WASHINGTON (AP) — Gilbert Arenas insists he now understands that "guns and violence are serious problems, not joking matters."

In an op-ed piece written for The Washington Post and put on the newspaper's Web site Monday, the suspended Washington Wizards guard pledges to be a better role model and says a "message of nonviolence will be front and center as I try to rebuild my relationship with young people in the D.C. area."

He continues: "I know that won't happen overnight, and that it will happen only if I show through my actions that I am truly sorry and have learned from my mistakes. If I do that, then hopefully youngsters will learn from the serious mistakes I made with guns and not make any of their own."

Wizards coach Flip Saunders supported Arenas' decision to address the issue this way.

"If he wants to get active in his community and try to help out kids, then he probably needed to say something. ... He's got to go with what he feels in his heart," Saunders said before his team's 99-88 loss to the Boston Celtics on Monday night.

"In talking to him, I think he understands the seriousness of what he did," Saunders said. "He's trying to let people know — kids, especially — that he had done something wrong and try to take what was really a negative and try to somehow have a positive impact."

Arenas pleaded guilty Jan. 15 to a felony charge of carrying a pistol without a license. He is scheduled to be sentenced March 26.

"I am trying hard to right my wrongs. The one that will be hardest to make right is the effect my actions have had on kids who see NBA players as role models," Arenas says in the op-ed piece, his first extensive comments since his season-ending suspension. "Professional athletes have a duty to act responsibly and to understand the influence we have on all those kids who look up to us. I failed to live up to that responsibility when I broke the law and set such a bad example."

Last week, Arenas was suspended without pay for the rest of the season by NBA commissioner David Stern for bringing guns into the Wizards' locker room as part of a dispute with teammate Javaris Crittenton stemming from a card game. Crittenton also brought a gun to the locker room — and he also was handed a season-ending suspension by Stern.

Arenas already had been suspended indefinitely by Stern earlier in January; his total ban amounts to 50 games.

A three-time All-Star, Arenas was leading the Wizards in scoring and assists averages when he was first forced to sit out after making light of things, including pretending to "shoot" teammates with his hands during an on-court huddle before a game at Philadelphia.

"I definitely think he's sorry for what happened. I think he's disappointed as far as what took place, how people are viewing him. ... I think now there's a process you have to go through as far as letting people know you made a mistake," Wizards co-captain Antawn Jamison said after Monday's game. "He knew he made a mistake. If he could take it back, he would. He's not the type of guy to do anything vicious like that. He just made poor judgment."

In Monday's piece, Arenas says he gave Stern reason to suspend him and acknowledges he damaged "the image of the NBA and its players." He also says he "let down our fans and Mrs. Irene Pollin, the widow of longtime Wizards owner Abe Pollin."

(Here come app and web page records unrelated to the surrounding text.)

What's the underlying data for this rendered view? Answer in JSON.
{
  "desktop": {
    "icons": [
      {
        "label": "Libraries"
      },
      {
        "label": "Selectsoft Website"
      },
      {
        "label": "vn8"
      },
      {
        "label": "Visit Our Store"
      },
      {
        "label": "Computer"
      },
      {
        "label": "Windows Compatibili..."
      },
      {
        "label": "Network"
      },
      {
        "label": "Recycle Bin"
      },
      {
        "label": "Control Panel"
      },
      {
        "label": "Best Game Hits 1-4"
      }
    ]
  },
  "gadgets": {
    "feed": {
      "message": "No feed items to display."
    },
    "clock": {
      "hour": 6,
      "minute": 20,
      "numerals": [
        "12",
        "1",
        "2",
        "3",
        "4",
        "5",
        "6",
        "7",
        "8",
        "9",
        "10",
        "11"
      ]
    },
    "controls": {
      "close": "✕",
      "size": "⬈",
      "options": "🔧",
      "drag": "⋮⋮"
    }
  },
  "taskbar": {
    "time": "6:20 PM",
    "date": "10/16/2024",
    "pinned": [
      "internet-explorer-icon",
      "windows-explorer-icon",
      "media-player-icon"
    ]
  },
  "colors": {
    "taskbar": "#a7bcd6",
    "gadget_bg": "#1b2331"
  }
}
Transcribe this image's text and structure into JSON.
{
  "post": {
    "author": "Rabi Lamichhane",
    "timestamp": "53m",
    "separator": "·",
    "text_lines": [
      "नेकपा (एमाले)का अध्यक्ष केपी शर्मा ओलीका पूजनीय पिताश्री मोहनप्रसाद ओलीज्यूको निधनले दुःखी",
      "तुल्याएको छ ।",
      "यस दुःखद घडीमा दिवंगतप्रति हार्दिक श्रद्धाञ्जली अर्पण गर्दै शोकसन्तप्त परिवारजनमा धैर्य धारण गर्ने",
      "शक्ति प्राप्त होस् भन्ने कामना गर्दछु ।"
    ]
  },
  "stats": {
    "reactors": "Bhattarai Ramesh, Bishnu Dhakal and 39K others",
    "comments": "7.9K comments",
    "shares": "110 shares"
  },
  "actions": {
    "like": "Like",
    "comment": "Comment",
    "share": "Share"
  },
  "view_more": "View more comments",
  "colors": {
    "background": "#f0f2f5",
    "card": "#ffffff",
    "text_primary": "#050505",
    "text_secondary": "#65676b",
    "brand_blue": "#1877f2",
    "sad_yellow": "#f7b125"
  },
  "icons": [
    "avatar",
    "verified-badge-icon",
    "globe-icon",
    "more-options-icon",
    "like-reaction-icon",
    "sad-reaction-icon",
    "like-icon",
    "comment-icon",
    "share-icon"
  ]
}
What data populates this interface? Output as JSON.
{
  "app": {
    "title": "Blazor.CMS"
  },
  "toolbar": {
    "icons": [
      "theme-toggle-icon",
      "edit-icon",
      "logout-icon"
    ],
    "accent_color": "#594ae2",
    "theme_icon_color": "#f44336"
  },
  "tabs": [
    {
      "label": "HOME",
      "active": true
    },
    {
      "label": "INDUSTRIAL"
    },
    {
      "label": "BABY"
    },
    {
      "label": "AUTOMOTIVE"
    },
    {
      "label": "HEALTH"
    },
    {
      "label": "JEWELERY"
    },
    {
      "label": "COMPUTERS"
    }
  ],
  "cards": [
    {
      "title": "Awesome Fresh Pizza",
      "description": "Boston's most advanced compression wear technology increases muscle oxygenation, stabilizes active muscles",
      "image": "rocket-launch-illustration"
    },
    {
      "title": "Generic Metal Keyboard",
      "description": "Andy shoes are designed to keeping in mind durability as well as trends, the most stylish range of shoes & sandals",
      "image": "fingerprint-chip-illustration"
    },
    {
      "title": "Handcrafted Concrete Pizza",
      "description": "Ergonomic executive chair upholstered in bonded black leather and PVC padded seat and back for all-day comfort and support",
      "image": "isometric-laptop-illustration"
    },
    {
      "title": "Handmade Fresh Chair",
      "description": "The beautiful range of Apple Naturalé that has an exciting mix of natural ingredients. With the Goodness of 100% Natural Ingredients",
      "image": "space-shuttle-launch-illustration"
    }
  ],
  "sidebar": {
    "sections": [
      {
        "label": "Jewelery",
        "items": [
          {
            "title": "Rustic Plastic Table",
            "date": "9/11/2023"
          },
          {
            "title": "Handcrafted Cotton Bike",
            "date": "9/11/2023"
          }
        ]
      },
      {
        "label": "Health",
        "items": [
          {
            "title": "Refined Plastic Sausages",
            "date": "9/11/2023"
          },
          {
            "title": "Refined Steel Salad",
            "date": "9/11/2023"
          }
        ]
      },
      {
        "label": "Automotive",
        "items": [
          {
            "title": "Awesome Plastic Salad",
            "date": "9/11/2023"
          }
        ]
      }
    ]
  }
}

Abe Pollin changed the team's nickname from Bullets to Wizards because of the violent connotations of the old name. He died in November.

Arenas' op-ed ends by saying: "Some people may not forgive me for what I've done. But if I help steer even just one young person away from violence and trouble, then I'll once again feel that I'm living up to Abe Pollin's legacy and to the responsibility I owe the kids of the District."